Tips to optimise your Linux server for WordPress
No matter whether you are running a small blog or a high-traffic WordPress-based website, optimising your server for WordPress should be one of your top priorities. Page speed is so important nowadays that even Google’s ranking algorithm has adapted to this. Also, a slow site means less visitors and that’s the main reason why you should be concerned. In this post, we are going to make a summary of some of the key optimization techniques that could help you get the best performance out of your Linux for WordPress server
Use a CDN like Cloudflare
Advantage: A content delivery network (CDN) sits between your origin server and your visitors, caching copies of your web pages and/or static assets at PoPs (Points of Presence) operated by the CDN provider, all over the world. Once an image, for example, has been cached, it can be served to visitors from the PoP with the lowest latency to their location, saving valuable milliseconds in page load times. Although not always the case, this is usually the access point geographically closest to the visitor.
How it’s done: The webmaster must register with a CDN service such as CloudFlare and modify their DNS records pointing to the CDN service.
Update your php version
Advantage: Many WordPress websites are running outdated versions of PHP that have reached end of life, e.g. PHP 5.6. This has become such a concern for open source maintainers that the latest versions of WP will warn you in the control panel if you are running a version of PHP older than 7.0. Obsolete versions of PHP don’t work as well as the latest versions and may include unpatched security vulnerabilities, making your WordPress site more prone to being compromised by a hacker.
For example, PHP 7.3 can handle three times more requests per second than PHP 5.6, which makes a big difference in page load times.
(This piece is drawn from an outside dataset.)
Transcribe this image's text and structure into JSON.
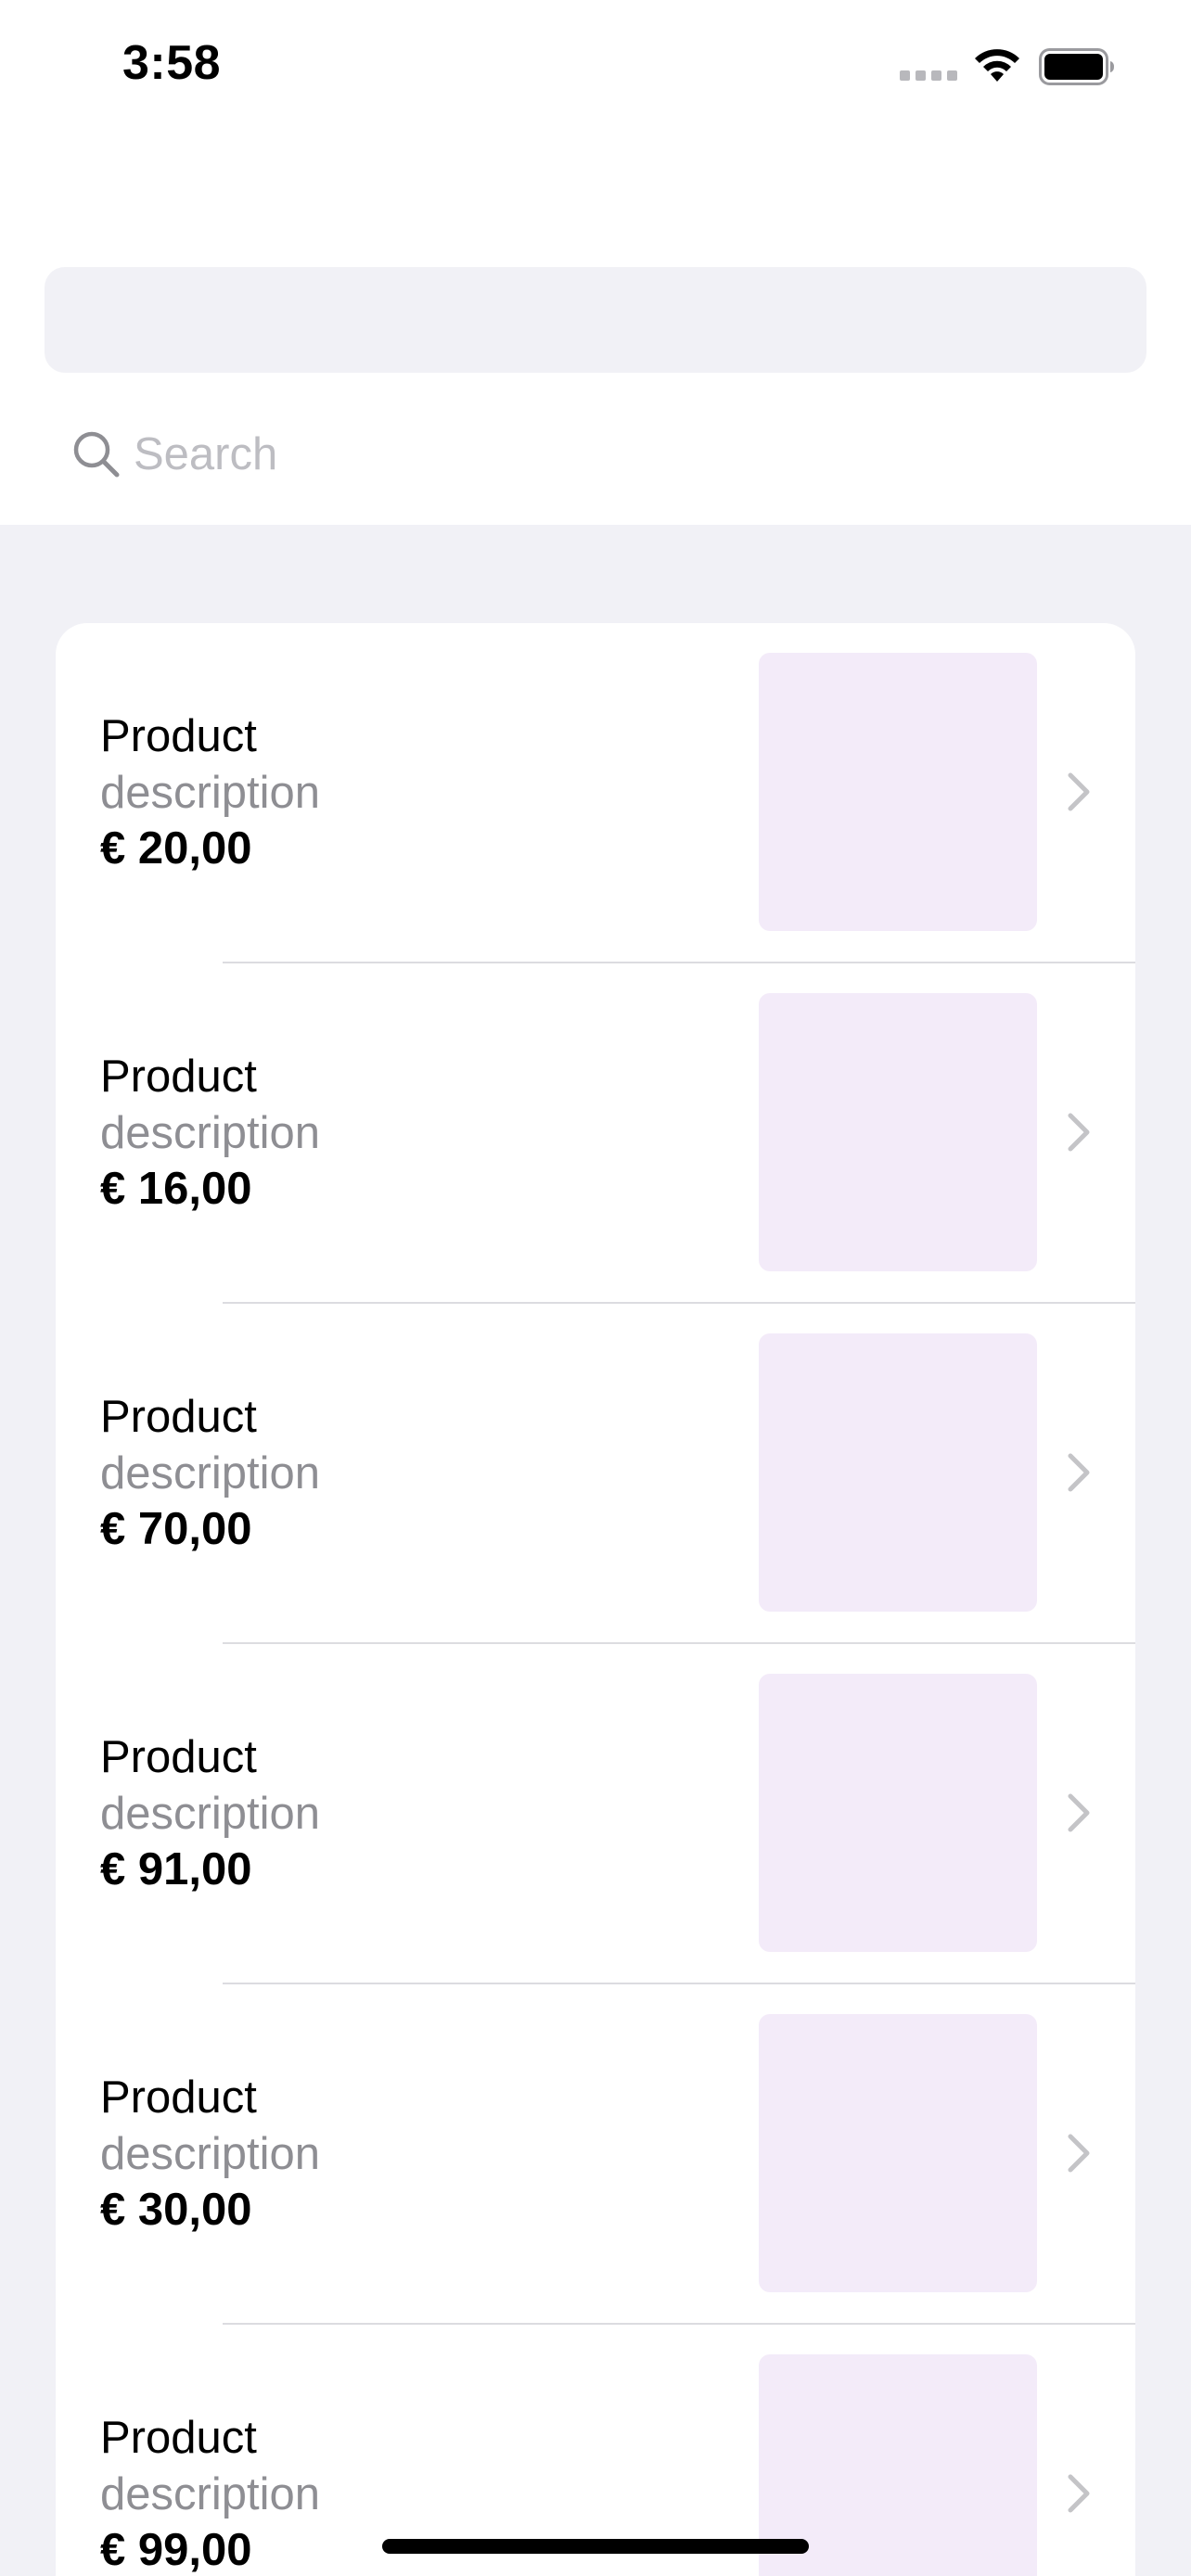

The time to first byte (TTFB) is 44% faster between PHP 7.2 and 7.3. Therefore, it is highly recommended to always use the latest version of PHP.
How to do it: It depends on how PHP is currently installed on your WordPress server. On most servers, PHP is usually installed via a control panel that allows you to change its version easily and quickly.
Use in Apache - php-fpm
Advantage: On Apache servers, PHP runs as an Apache module in a mode called mod_php.
In short, FPM is much more efficient in terms of resource usage when handling multiple connections, and obviously the MPM’s (worker and event) both support HTTP/2, which mod_php never will.
How to do it: Install the php-fpm packages corresponding to your PHP version, enable and start the php-fpm service. Modify your Apache VirtualHosts to point PHP requests to FastCGI which runs on port 9000 by default, and update httpd.conf to use the worker instead of the MPM prefork.
Install memcache/Redis/ APCu
Advantage: An object cache (also known as a database cache) speeds up WordPress by reducing the number of queries PHP has to make to the MySQL server by caching the results of those queries in a database such as APCu, Memcached or Redis. They all work by practically using RAM to cache frequently used database queries, rather than having to run them repeatedly against the database server.